Abstract 177: Oral Anticoagulation Related Intracerebral Hemorrhage Is Becoming More Common and Less Fatal. A Nationwide Study From Finland
Background and Purpose: Intracerebral hemorrhage (ICH) is a highly lethal stroke subtype, especially when associated with oral anticoagulation (OAC). We sought to explore the frequency and case-fatality of OAC-ICH in a nationwide consecutive database of all hospitalized incident cases in Finland, the country with the most rapidly aging population in Europe.
Methods: The data from 1999 to 2010 were extracted from the PERFECT Stroke registry, a national database of all incident stroke patients hospitalized in Finland. OAC-ICH was defined as a first-in-a-lifetime ICH admission in a patient using warfarin, the only OAC available during the study period in Finland. Case-fatality was determined by linking to the national death registry using a unique identifier, which ensured 100% follow-up.
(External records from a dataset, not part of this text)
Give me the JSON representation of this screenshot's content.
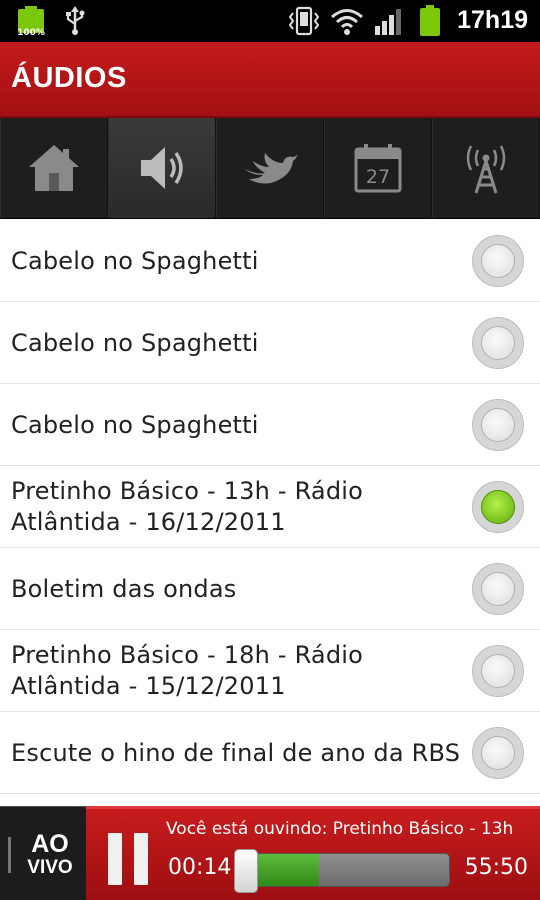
{
  "status_bar": {
    "battery_left_text": "100%",
    "time": "17h19",
    "icons": [
      "battery-icon",
      "usb-icon",
      "vibrate-icon",
      "wifi-icon",
      "signal-icon",
      "battery-icon"
    ]
  },
  "header": {
    "title": "ÁUDIOS"
  },
  "tabs": [
    {
      "name": "home",
      "icon": "home-icon",
      "active": false
    },
    {
      "name": "audios",
      "icon": "speaker-icon",
      "active": true
    },
    {
      "name": "twitter",
      "icon": "bird-icon",
      "active": false
    },
    {
      "name": "calendar",
      "icon": "calendar-icon",
      "calendar_day": "27",
      "active": false
    },
    {
      "name": "radio",
      "icon": "antenna-icon",
      "active": false
    }
  ],
  "audio_list": [
    {
      "title": "Cabelo no Spaghetti",
      "selected": false
    },
    {
      "title": "Cabelo no Spaghetti",
      "selected": false
    },
    {
      "title": "Cabelo no Spaghetti",
      "selected": false
    },
    {
      "title": "Pretinho Básico - 13h - Rádio Atlântida - 16/12/2011",
      "selected": true
    },
    {
      "title": "Boletim das ondas",
      "selected": false
    },
    {
      "title": "Pretinho Básico - 18h - Rádio Atlântida - 15/12/2011",
      "selected": false
    },
    {
      "title": "Escute o hino de final de ano da RBS",
      "selected": false
    }
  ],
  "player": {
    "live_line1": "AO",
    "live_line2": "VIVO",
    "now_playing": "Você está ouvindo: Pretinho Básico - 13h",
    "elapsed": "00:14",
    "total": "55:50",
    "buffered_fraction": 0.38,
    "played_fraction": 0.004
  },
  "colors": {
    "accent_red": "#b51517",
    "selected_green": "#7bd219",
    "progress_green": "#3f9a22"
  }
}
Results: Over the 12 years, there were 17,185 cases of ICH registered out of which 2354 (13.7%) were on OAC at the time of their ICH. The annual number of OAC-ICH patients increased from 178 to 269 (+51%) with no increase in annual non-OAC-ICH (1271 to 1228; -3%). The median age increased from 76 to 79 in the OAC-ICH cases, staying at 71 in the non-OAC-ICH cases, while the national population older than 75 increased from 223,000 to 436,000 (+95%). After age and sex adjustment to the common year 1999, the national incidence of OAC-ICH remained at 3.5 to 3.7 per 100 000 population (non-significant change of +6%; 95% CI -8% to +22%), while non-OAC-ICH decreased from 24.1 to 18.9 per 100,000 (-22%; -17% to -26%). In OAC-ICH, case-fatality at 28 days decreased from 51.2% in 1999-2000 to 43.4% in 2009-2010 (annual trend -0.9%; 95% CI -0.3% to -1.4%; P=0.005). The decrease in 28-day case-fatality was smaller in non-OAC-ICH (30.2% to 25.9%; annual trend -0.3%; 95% CI -0.1% to -0.5%; P=0.002). Sensitivity analyses were done adjusting for age, sex, and comorbidities, with similar Results annual trend -0.9% (P=0.002) and -0.4% (P<0.001) for OAC and non-OAC ICH correspondingly.
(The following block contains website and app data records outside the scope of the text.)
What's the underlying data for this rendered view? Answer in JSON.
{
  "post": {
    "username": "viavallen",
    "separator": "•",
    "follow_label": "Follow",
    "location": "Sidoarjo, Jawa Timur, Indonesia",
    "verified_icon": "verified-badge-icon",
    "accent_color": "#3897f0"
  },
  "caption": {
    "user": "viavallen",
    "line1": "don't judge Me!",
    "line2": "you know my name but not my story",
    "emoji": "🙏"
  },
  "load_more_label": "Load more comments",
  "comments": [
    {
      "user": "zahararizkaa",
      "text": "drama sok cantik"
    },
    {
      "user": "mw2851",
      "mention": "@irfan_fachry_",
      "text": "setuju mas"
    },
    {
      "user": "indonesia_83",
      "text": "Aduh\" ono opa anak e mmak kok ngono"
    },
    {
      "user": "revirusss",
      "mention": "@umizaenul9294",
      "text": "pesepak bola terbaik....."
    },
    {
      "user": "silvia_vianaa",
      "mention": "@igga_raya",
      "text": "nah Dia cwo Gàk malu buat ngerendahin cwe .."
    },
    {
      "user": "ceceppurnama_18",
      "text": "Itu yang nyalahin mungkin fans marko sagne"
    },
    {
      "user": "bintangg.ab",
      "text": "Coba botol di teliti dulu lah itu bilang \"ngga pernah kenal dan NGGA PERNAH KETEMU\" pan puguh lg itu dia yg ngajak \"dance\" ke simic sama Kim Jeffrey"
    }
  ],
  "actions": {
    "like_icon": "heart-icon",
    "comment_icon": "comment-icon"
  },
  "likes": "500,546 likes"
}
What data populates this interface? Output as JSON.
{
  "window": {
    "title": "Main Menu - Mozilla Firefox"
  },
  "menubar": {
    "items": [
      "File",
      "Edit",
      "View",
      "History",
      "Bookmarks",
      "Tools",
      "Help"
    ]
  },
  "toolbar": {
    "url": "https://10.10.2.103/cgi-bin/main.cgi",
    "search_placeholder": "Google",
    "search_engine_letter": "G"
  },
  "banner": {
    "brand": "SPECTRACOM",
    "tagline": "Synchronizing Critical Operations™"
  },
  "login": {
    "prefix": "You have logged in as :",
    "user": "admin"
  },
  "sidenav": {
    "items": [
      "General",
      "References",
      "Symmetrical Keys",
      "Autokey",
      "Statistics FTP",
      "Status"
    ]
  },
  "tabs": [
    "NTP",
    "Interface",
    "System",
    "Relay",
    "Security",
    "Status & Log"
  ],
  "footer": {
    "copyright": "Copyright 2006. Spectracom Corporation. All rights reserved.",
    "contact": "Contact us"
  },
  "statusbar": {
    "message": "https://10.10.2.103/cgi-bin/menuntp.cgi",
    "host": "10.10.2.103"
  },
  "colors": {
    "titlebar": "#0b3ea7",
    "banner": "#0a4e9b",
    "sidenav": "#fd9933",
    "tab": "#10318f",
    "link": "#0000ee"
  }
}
Conclusion: As the population ages, the proportion of ICH that is related to oral anticoagulation increases, in our series from 12% to 18% over 12 years. While the age and sex adjusted incidence of ICH in general is decreasing, that is not the case with OAC-ICH. Reassuringly, survival from OAC-ICH is improving.
Author Disclosures: A. Meretoja: None. A. Malmivaara: None. R.O. Roine: None. U. Hakkinen: None. M. Kaste: None.
- © 2014 by American Heart Association, Inc.